>>>

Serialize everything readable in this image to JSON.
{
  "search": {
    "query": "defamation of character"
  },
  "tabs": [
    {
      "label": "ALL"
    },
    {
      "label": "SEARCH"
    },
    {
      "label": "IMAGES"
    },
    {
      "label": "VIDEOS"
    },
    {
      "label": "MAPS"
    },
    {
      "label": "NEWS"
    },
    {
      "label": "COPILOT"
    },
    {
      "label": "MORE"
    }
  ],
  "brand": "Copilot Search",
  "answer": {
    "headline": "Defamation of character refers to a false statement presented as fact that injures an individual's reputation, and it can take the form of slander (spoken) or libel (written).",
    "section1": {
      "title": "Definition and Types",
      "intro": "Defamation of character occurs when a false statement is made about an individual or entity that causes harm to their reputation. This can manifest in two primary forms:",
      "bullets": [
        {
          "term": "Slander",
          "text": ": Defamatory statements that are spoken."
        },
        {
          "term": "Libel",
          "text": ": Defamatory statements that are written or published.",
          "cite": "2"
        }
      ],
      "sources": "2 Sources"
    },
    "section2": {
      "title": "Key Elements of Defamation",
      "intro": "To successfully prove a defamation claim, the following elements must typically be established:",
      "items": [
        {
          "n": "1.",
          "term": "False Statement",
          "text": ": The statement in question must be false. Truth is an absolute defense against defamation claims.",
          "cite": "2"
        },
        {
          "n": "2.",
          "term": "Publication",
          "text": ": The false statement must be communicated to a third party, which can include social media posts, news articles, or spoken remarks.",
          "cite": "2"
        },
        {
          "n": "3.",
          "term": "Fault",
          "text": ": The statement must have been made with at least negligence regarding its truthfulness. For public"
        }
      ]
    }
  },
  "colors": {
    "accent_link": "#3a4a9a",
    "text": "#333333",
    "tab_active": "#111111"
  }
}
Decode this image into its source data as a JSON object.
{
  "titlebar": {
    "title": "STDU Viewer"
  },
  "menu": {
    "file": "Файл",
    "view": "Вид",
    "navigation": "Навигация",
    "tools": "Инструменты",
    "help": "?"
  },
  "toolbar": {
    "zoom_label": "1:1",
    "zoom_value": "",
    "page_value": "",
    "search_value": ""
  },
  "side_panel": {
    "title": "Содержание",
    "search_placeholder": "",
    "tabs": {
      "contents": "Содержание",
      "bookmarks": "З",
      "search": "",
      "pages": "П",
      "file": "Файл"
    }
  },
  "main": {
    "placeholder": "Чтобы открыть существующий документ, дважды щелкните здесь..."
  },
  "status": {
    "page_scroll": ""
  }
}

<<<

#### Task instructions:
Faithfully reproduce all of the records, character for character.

#### Final answer:
Serialize everything readable in this image to JSON.
{
  "search": {
    "query": "defamation of character"
  },
  "tabs": [
    {
      "label": "ALL"
    },
    {
      "label": "SEARCH"
    },
    {
      "label": "IMAGES"
    },
    {
      "label": "VIDEOS"
    },
    {
      "label": "MAPS"
    },
    {
      "label": "NEWS"
    },
    {
      "label": "COPILOT"
    },
    {
      "label": "MORE"
    }
  ],
  "brand": "Copilot Search",
  "answer": {
    "headline": "Defamation of character refers to a false statement presented as fact that injures an individual's reputation, and it can take the form of slander (spoken) or libel (written).",
    "section1": {
      "title": "Definition and Types",
      "intro": "Defamation of character occurs when a false statement is made about an individual or entity that causes harm to their reputation. This can manifest in two primary forms:",
      "bullets": [
        {
          "term": "Slander",
          "text": ": Defamatory statements that are spoken."
        },
        {
          "term": "Libel",
          "text": ": Defamatory statements that are written or published.",
          "cite": "2"
        }
      ],
      "sources": "2 Sources"
    },
    "section2": {
      "title": "Key Elements of Defamation",
      "intro": "To successfully prove a defamation claim, the following elements must typically be established:",
      "items": [
        {
          "n": "1.",
          "term": "False Statement",
          "text": ": The statement in question must be false. Truth is an absolute defense against defamation claims.",
          "cite": "2"
        },
        {
          "n": "2.",
          "term": "Publication",
          "text": ": The false statement must be communicated to a third party, which can include social media posts, news articles, or spoken remarks.",
          "cite": "2"
        },
        {
          "n": "3.",
          "term": "Fault",
          "text": ": The statement must have been made with at least negligence regarding its truthfulness. For public"
        }
      ]
    }
  },
  "colors": {
    "accent_link": "#3a4a9a",
    "text": "#333333",
    "tab_active": "#111111"
  }
}
Decode this image into its source data as a JSON object.
{
  "titlebar": {
    "title": "STDU Viewer"
  },
  "menu": {
    "file": "Файл",
    "view": "Вид",
    "navigation": "Навигация",
    "tools": "Инструменты",
    "help": "?"
  },
  "toolbar": {
    "zoom_label": "1:1",
    "zoom_value": "",
    "page_value": "",
    "search_value": ""
  },
  "side_panel": {
    "title": "Содержание",
    "search_placeholder": "",
    "tabs": {
      "contents": "Содержание",
      "bookmarks": "З",
      "search": "",
      "pages": "П",
      "file": "Файл"
    }
  },
  "main": {
    "placeholder": "Чтобы открыть существующий документ, дважды щелкните здесь..."
  },
  "status": {
    "page_scroll": ""
  }
}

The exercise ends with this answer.